ACLU-PA Position: Opposes
HB 1546 would create a new assault offense under Title 18 to prohibit a person from intentionally or knowingly communicating, or posting on social media, the "restricted personal information" of a public official or a family or household member of a public official with: (1) reckless disregard that the restricted personal information will be used to threaten, intimidate or facilitate the commission of a crime against the public official or their family or household member; or (2) the intent that the restricted information will be used to threaten, intimidate or facilitate the commission of a crime against the public official or their family or household member.
Publicly posting “restricted information” would be graded as a first-degree misdemeanor, punishable by up to 5 years in prison. If, as a result of posting such information, someone else inflicted bodily injury on a public official or their family or household member, the person posting the information would be charged with a second-degree felony, punishable by up to 10 years in prison.
HB 1546 proposes a dangerous, and almost certainly unconstitutional, expansion of protections that apply to a broad list of 39 public officials, most of whom are not public safety officials. The bill also protects their family and household members, which includes ex-spouses and former sexual or intimate partners. The bill prohibits publicly posting, or communicating in any way, "restricted personal information" about an official or a family/household member. Restricted information can include the most basic of information, including the name or image of the public official. Finally, in order to be criminally charged, HB 1546 does not require that a person directly threaten or cause harm to an official. Instead, HB 1546 would hold people criminally liable for perceived future harm committed by someone else.

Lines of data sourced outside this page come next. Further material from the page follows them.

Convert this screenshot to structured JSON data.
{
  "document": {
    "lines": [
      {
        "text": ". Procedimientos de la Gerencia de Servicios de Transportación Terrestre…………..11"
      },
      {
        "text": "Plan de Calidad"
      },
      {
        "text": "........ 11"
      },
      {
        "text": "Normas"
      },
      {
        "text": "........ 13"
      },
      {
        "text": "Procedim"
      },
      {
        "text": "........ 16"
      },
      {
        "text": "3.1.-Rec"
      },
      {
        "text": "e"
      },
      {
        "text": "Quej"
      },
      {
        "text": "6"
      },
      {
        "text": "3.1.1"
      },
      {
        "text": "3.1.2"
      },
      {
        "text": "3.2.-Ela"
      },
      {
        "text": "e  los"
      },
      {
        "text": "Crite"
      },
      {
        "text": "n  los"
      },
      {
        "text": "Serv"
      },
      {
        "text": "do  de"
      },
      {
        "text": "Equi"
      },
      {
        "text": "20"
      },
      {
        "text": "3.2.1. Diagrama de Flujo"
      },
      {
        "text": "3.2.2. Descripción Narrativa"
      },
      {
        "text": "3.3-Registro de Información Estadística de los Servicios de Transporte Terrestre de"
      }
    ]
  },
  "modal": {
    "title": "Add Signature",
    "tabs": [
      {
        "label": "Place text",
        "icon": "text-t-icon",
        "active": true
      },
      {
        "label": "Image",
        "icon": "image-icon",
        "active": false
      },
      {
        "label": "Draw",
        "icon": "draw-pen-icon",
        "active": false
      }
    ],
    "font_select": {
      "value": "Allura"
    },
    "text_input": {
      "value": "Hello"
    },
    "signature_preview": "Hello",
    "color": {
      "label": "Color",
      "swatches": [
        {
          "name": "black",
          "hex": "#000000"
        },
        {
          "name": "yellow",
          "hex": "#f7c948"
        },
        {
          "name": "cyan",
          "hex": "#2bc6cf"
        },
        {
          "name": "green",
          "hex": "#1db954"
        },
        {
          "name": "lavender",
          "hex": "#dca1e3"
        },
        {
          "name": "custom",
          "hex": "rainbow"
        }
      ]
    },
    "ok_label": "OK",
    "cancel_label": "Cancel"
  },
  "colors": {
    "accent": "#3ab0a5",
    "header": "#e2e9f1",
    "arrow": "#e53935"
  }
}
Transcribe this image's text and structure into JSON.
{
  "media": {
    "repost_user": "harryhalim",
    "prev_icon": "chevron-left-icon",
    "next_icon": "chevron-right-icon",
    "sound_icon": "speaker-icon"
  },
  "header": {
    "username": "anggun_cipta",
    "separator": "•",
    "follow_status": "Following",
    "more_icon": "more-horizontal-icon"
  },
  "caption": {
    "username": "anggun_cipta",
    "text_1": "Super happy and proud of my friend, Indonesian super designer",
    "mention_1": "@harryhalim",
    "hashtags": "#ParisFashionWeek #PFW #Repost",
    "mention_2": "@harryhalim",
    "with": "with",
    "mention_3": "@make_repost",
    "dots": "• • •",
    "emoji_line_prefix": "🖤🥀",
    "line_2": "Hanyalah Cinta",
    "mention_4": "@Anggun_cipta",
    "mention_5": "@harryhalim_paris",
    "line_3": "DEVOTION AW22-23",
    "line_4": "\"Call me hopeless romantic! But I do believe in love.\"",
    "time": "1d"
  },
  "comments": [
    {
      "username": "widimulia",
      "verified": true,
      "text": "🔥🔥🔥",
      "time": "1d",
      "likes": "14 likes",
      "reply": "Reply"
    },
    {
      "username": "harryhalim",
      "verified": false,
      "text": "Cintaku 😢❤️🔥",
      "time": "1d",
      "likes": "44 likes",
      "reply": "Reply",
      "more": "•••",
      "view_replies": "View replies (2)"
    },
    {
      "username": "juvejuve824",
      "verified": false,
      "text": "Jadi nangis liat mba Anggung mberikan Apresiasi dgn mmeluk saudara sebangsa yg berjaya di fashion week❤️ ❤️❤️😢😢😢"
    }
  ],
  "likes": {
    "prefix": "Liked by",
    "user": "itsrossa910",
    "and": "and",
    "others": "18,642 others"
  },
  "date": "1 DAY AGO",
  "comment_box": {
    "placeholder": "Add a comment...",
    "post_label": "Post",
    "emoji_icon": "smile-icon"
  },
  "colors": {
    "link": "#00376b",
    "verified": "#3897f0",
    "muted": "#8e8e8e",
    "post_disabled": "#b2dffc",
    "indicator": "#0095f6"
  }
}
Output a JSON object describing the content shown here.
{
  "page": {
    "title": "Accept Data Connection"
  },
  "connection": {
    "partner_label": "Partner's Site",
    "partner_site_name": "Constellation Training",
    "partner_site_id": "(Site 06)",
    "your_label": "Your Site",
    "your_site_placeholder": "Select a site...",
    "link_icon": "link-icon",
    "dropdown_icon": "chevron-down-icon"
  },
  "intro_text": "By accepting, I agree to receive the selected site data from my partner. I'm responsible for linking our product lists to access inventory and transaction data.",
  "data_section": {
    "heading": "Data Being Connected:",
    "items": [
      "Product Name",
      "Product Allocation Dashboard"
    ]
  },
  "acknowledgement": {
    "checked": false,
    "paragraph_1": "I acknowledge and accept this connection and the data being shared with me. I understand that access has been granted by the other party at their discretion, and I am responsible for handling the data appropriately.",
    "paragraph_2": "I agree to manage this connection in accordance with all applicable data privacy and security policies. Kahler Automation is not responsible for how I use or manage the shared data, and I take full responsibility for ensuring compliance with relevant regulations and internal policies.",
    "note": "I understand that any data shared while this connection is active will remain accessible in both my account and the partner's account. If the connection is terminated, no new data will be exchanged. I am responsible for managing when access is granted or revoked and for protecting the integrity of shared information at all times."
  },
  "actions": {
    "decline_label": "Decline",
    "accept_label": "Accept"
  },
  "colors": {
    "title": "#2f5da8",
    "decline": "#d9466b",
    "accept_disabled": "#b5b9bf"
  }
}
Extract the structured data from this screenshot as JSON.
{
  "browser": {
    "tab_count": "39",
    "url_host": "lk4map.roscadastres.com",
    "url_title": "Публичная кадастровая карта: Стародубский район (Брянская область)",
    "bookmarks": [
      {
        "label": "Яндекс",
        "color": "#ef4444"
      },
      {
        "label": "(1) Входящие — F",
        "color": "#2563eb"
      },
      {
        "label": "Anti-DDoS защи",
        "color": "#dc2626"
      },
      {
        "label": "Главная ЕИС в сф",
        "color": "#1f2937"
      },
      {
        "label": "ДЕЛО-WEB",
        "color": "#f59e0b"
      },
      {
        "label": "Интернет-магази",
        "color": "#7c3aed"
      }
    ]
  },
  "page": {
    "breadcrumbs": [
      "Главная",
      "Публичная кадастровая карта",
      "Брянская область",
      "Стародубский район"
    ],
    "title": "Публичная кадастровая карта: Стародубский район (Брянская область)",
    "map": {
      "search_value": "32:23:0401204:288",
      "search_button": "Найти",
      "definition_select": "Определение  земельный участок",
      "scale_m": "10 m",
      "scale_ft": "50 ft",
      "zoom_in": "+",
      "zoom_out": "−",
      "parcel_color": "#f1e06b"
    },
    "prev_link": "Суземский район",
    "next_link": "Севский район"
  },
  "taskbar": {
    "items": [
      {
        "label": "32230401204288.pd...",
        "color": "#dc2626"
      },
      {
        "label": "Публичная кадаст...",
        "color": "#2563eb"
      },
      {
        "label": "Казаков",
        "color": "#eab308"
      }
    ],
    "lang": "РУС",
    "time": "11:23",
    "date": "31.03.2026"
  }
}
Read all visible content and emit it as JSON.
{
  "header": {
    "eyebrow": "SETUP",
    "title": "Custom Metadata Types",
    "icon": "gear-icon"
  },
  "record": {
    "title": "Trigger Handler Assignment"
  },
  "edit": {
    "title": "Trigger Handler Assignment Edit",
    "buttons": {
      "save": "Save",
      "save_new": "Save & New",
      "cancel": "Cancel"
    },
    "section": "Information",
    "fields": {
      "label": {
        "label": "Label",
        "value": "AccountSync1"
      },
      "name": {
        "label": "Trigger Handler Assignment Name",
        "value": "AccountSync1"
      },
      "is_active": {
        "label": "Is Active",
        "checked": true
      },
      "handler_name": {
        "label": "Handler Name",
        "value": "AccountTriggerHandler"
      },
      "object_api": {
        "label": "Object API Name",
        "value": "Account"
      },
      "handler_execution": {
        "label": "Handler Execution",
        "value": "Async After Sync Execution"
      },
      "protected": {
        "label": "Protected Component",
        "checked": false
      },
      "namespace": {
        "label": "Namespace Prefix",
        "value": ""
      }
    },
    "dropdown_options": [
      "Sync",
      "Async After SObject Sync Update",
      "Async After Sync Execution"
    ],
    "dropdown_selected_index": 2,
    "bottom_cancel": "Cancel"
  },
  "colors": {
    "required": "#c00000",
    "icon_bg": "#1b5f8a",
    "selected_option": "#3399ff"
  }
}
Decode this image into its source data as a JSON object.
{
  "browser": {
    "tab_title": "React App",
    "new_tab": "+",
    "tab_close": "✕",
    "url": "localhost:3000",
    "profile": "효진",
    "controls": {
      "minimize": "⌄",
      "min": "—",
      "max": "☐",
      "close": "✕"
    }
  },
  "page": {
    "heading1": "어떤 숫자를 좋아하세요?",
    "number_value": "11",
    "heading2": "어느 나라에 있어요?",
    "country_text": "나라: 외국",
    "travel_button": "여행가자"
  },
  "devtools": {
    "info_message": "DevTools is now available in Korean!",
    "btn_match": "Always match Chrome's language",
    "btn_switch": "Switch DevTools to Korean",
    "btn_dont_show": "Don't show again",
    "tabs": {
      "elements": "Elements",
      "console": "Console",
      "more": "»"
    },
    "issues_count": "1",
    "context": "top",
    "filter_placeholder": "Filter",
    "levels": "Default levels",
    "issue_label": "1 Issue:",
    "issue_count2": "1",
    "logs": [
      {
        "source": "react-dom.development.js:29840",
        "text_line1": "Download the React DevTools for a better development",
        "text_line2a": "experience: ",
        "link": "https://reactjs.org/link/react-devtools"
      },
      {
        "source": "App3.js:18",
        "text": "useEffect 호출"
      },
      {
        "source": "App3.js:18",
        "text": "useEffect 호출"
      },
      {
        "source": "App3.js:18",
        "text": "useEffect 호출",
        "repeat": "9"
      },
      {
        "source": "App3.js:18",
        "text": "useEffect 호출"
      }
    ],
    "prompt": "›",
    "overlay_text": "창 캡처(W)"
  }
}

Governor Wolf signed HB 1546 into law on November 17, 2022 as Act 165 of 2022.